Talking to clients about data security

May 21, 2018 by Andy Penkalski

about the author:

Andy Penkalski

Director, marketing

Andy oversees the breadth of go-to-market initiatives for Advicent, including product marketing, lead generation, public relations, and partner learning and development. He is interested in always discovering new tools for brands and businesses to more effectively reach their audience and improve metrics for success within their own organization.

Regardless of the demographic, every investor is likely more attuned to data security issues in the wake of numerous current events. The European Union is about to enact a far-reaching tightening of data gathering regulations with the General Data Protection Regulation (GDPR) set to take effect on May 25. The regulation enforces some of the strictest protocols on digital identifiers that the world has ever seen. Data footprints like IP addresses and cookies – quasi-anonymous pieces of information that have long been relied upon to enhance marketing and activity tracking – will only be accessible to corporations by obtaining explicit opt-ins from any prospect or customer. 

While Europe seeks to set historic consumer protections on data gathering, the United States may seem like the Wild West in comparison. While US businesses that capture data or conduct business with European markets are obligated to adhere to new compliance standards, the tactics stymied by the GDPR are the exact data points that have allowed 21st-century business intelligence to become so tailored and targeted. Similarly, recent scandals at monolithic corporations like Facebook and Equifax likely have US consumers wondering who is looking out for them. As financial professionals rely on digital tools to remain competitive, clients will likely have more questions about the always-online tools that host their most personal information. Thankfully, there are plenty of proactive assurances that you can provide to your clients to maximize confidence in your technology.

Facebook is not comparable to FinTech

Many people have been rightfully outraged at the fast-and-loose activities Facebook has carried out in regards to data security, but it should not be surprising considering their business model. Simply put, Facebook monetized their business by selling user data. Their value as a company primarily rests in its ability to function as one of the largest, most hyper-focused advertising and market research platforms in the world. Because their information repositories are inherently made accessible to outside organizations, vulnerabilities are unavoidable. 

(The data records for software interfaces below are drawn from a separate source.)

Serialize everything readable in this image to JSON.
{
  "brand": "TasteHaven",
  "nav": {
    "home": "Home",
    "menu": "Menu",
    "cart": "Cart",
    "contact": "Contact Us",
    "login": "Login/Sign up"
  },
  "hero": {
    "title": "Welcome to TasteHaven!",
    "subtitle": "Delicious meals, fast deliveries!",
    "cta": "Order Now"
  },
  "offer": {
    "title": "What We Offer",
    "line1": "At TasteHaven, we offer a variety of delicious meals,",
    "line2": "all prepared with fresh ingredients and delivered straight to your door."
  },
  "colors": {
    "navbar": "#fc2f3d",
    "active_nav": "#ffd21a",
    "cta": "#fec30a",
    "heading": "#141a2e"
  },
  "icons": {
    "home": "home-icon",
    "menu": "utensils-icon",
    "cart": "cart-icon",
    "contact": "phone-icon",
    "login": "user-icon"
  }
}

This is in no way, shape, or form how the overwhelming majority of FinTech vendors provide value to their customers. As an ISO/IEC 27001 compliant company, data security is paramount to Advicent as an organization, and the same likely goes for any financial advisor. There is zero incentive for our business models to exchange data in the same fashion that media platforms like Facebook – or even credit bureaus – conduct themselves. Emphasizing to nervous clients that the stricter compliance certifications that your technology maintains along with the drastic difference in vulnerability scope should quell security fears.

The GDPR will have a rippling effect

As mentioned, U.S. companies that conduct business in Europe are required to adhere to GDPR standards all the same. According to the US-based Consumer Action group, this will encourage a ripple effect of regulatory adoption in the US over time. Over the past few months, it has been easy to notice most large web properties rolling out updated privacy policies. These are all in wake of the GDPR because it is safer to ensure compliance across every global web property than to gamble on only covering localized domains. 

The same is taking place amongst FinTech vendors. Advicent services the Dutch market through our European financial planning software, Figlo. That means our internal teams have been working diligently to ensure compliance and tightened security not only in the Netherlands but also in the United States and Canada. In addition to the previously mentioned data security certificates that Advicent and other FinTech vendors maintain, reminding your clients of the global shifts taking place and the proactive steps your vendors are taking can provide assurance that their data is safe. 

If you're interested in learning more about Advicent data security and compliance, you can read about our security certificates on the NaviPlan product page by clicking here.

Sign up for the
Advicent newsletter